(YOUR OBJECTIVE): Restate all of the entries verbatim.

(Component data from apps and pages):
'''

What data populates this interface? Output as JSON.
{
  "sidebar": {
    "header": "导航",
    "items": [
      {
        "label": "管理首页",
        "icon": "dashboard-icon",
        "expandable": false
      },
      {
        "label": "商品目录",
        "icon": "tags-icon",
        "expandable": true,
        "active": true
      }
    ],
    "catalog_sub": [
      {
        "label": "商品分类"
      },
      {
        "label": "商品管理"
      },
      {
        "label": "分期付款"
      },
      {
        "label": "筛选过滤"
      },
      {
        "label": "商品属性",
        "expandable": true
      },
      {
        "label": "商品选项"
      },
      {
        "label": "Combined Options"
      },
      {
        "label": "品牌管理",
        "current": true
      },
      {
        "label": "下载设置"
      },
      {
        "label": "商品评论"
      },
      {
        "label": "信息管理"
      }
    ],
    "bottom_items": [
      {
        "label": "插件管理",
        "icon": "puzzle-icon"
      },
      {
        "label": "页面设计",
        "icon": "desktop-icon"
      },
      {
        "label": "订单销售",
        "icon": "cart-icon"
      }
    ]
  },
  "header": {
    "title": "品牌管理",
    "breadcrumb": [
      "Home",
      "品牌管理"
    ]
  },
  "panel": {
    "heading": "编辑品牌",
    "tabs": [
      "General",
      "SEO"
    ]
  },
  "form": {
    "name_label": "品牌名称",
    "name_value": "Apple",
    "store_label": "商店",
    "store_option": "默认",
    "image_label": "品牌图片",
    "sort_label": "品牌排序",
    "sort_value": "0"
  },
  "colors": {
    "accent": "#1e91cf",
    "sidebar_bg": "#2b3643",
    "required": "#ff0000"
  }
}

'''

(YOUR RESPONSE):
What data populates this interface? Output as JSON.
{
  "sidebar": {
    "header": "导航",
    "items": [
      {
        "label": "管理首页",
        "icon": "dashboard-icon",
        "expandable": false
      },
      {
        "label": "商品目录",
        "icon": "tags-icon",
        "expandable": true,
        "active": true
      }
    ],
    "catalog_sub": [
      {
        "label": "商品分类"
      },
      {
        "label": "商品管理"
      },
      {
        "label": "分期付款"
      },
      {
        "label": "筛选过滤"
      },
      {
        "label": "商品属性",
        "expandable": true
      },
      {
        "label": "商品选项"
      },
      {
        "label": "Combined Options"
      },
      {
        "label": "品牌管理",
        "current": true
      },
      {
        "label": "下载设置"
      },
      {
        "label": "商品评论"
      },
      {
        "label": "信息管理"
      }
    ],
    "bottom_items": [
      {
        "label": "插件管理",
        "icon": "puzzle-icon"
      },
      {
        "label": "页面设计",
        "icon": "desktop-icon"
      },
      {
        "label": "订单销售",
        "icon": "cart-icon"
      }
    ]
  },
  "header": {
    "title": "品牌管理",
    "breadcrumb": [
      "Home",
      "品牌管理"
    ]
  },
  "panel": {
    "heading": "编辑品牌",
    "tabs": [
      "General",
      "SEO"
    ]
  },
  "form": {
    "name_label": "品牌名称",
    "name_value": "Apple",
    "store_label": "商店",
    "store_option": "默认",
    "image_label": "品牌图片",
    "sort_label": "品牌排序",
    "sort_value": "0"
  },
  "colors": {
    "accent": "#1e91cf",
    "sidebar_bg": "#2b3643",
    "required": "#ff0000"
  }
}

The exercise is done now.